Our town and our lives changed late in the afternoon on May 15. I don’t think anyone in New Fairfield was untouched. Most tragically, a family lost a mother. Many people suffered extensive damage to their homes – for a few the loss of their home was complete. Our landscape, lawns, and gardens were permanently changed. Trees that we nurtured and admired are gone.
We sat in awe in basements and back rooms as the winds swirled and receded. Our children were put in fear and our pets were spooked. Most of us cried when we came out of our houses to see what happened. The day will leave a mark on all of us.
The National Weather Service has confirmed that four tornadoes and a macro-burst with winds exceeding 110 mph hit our town. The breadth of damage is almost unimaginable – worse than the impact of Superstorm Sandy on Connecticut. An Eversource executive with 30 years experience said he’s never seen anything like the damage they are dealing with. A few numbers just for New Fairfield from immediately after the storm sum it up: 419 broken poles, 628 trees to be cleared, 44 miles of wire to be restrung, 121 transformers affected, and 61 blocked roads (virtually all our roads).
The response from the community was phenomenal. People got out and helped their neighbors – sawed trees off cars and roads to make them semi-passable, gave shelter to families whose home needed repairing, donated food, supplies, and time. Thousands of small kindnesses and smiles made life bearable. As I worked at the shelter the Town set up on Wednesday, I was impressed with the positive attitude of those who came in for a meal, a shower, water, bathrooms, or device charging. People often expressed gratefulness that they and their families were unharmed and safe.
An army of crews descended on the town from New Fairfield’s Public Works Department, Eversource, the National Guard, and Public Works teams from other towns to clear trees from wires and roads so that cars, emergency vehicles, and buses could pass, to reset hundreds of broken poles, and restring wires. Eversource was in New Fairfield on Wednesday and started moving in crews on Thursday. On Monday, we had over 100 crews in town. By the time this column was submitted for publication on Monday (5/21), the percentage of customer outages stood at 20%, down from 98% on Tuesday night.
Eversource has 6103 customers in New Fairfield. Even progress down to 20% out means 1250 New Fairfielders remain without power. Many of us now have power back on and internet again, thanks to the hard work of the teams that have come to New Fairfield. Kids will be back in school shortly.
Some areas were particularly hard hit and are receiving special focus after Eversource cleared our main thoroughfares and got the electrical spine up and operating. Warwick, the Ball Pond area, Shortwoods, Candlewood Hills, Bear Mountain, Possum Drive, Rita Drive, and Candlewood Isle, among others, suffered major damage. Priority was placed on clearing and repowering main electrical arteries. The remaining repair work required now involves running wires to individual homes and takes more time.

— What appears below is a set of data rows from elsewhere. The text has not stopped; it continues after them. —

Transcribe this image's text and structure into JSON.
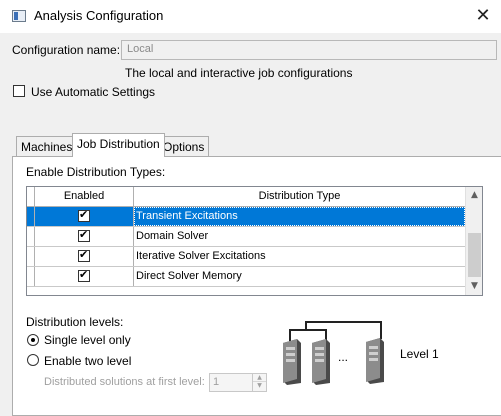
{
  "window": {
    "title": "Analysis Configuration",
    "close_glyph": "✕"
  },
  "config": {
    "name_label": "Configuration name:",
    "name_value": "Local",
    "description": "The local and interactive job configurations",
    "auto_settings_label": "Use Automatic Settings",
    "auto_settings_checked": false
  },
  "tabs": [
    {
      "label": "Machines",
      "active": false
    },
    {
      "label": "Job Distribution",
      "active": true
    },
    {
      "label": "Options",
      "active": false
    }
  ],
  "distribution": {
    "section_label": "Enable Distribution Types:",
    "columns": [
      "Enabled",
      "Distribution Type"
    ],
    "rows": [
      {
        "enabled": true,
        "type": "Transient Excitations",
        "selected": true
      },
      {
        "enabled": true,
        "type": "Domain Solver",
        "selected": false
      },
      {
        "enabled": true,
        "type": "Iterative Solver Excitations",
        "selected": false
      },
      {
        "enabled": true,
        "type": "Direct Solver Memory",
        "selected": false
      }
    ]
  },
  "levels": {
    "label": "Distribution levels:",
    "single_label": "Single level only",
    "two_label": "Enable two level",
    "selected": "single",
    "first_level_label": "Distributed solutions at first level:",
    "first_level_value": "1"
  },
  "diagram": {
    "ellipsis": "...",
    "level_label": "Level 1"
  },
  "icons": {
    "app": "app-window-icon",
    "close": "close-icon",
    "scroll_up": "scroll-up-icon",
    "scroll_down": "scroll-down-icon",
    "server": "server-icon"
  },
  "colors": {
    "selection": "#0078d7",
    "dialog_bg": "#f0f0f0"
  }
}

The crews remain here in force, but progress will seem to be slower as they work on individual homes.
This was a storm of historic proportions. The Town reacted immediately by declaring a State of Emergency, which set the groundwork for the National Guard coming in to help us. First Selectman Pat Del Monaco worked diligently to bring Eversource and other resources to town. She also worked with Governor Malloy, Congresswoman Esty, Senator Blumenthal, the Connecticut Department of Emergency Management and Homeland Security, State Senator Mike McLachlan, State Representative Ferguson, to bring in the needed resources.
While Eversource ultimately threw a lot of resources into fixing our problem and has done a remarkable job when they got here, we are not happy with their immediate response and will follow up to try to improve for future events. Additionally, we will look at how to improve how we communicate to New Fairfielders. Extreme weather events are happening more frequently and we need to learn from this event for the future.

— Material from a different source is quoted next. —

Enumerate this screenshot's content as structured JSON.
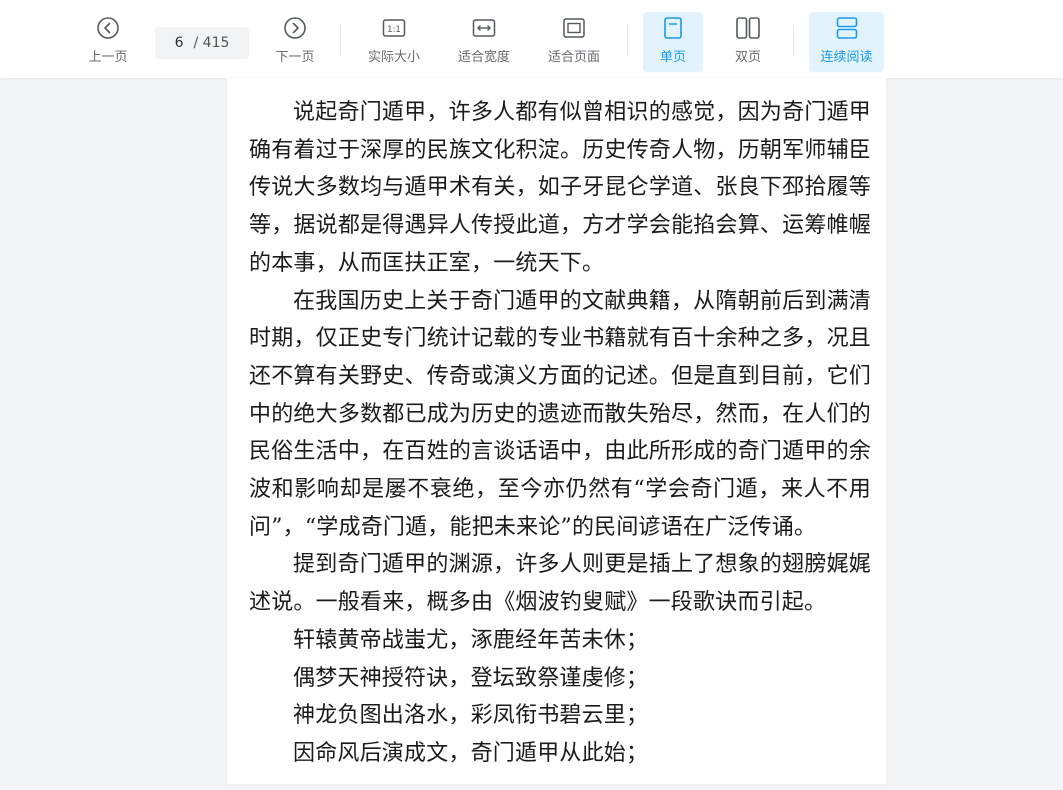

Now the hard work of the aftermath begins. We face a massive and painful clean-up and repair of our properties – both private and public. It’s going to be a long and expensive process. We will need tree people, roofers, electricians, construction people, among others. The Town is working hard with our political leaders to get the state and federal paperwork processed so that President Trump declares us an federal emergency area. When that is done, we will receive emergency relief dollars to help with clean-up expenses on both public and private properties.
The drone of generators is fading. The buzz of saws and chippers is increasing. Heavy equipment is moving in and will increase. Traffic will be impeded for some time to come. Life for many – but not all – of us has become “normalish.” We still have friends, neighbors and relatives who are still not in comfortable or convenient circumstances. We need to continue to help and support them. Small acts of kindness, hugs and smiles should continue to be the order of the day.
To reliably receive the frequent alerts the Town sends out, make sure your cell phone is listed on our AlertNow system. Email firstname.lastname@example.org with your name, address, cell phone number and ask to be included in the AlertNow system. Lan line numbers are acceptable, but not reliable during emergency events. You can also press the AlertNow button on the Town’s website: www.newfairfield.org. If your home is not safe and you need assistance from Red Cross, please call 877-287-3327.
– Khris Hall, New Fairfield Selectman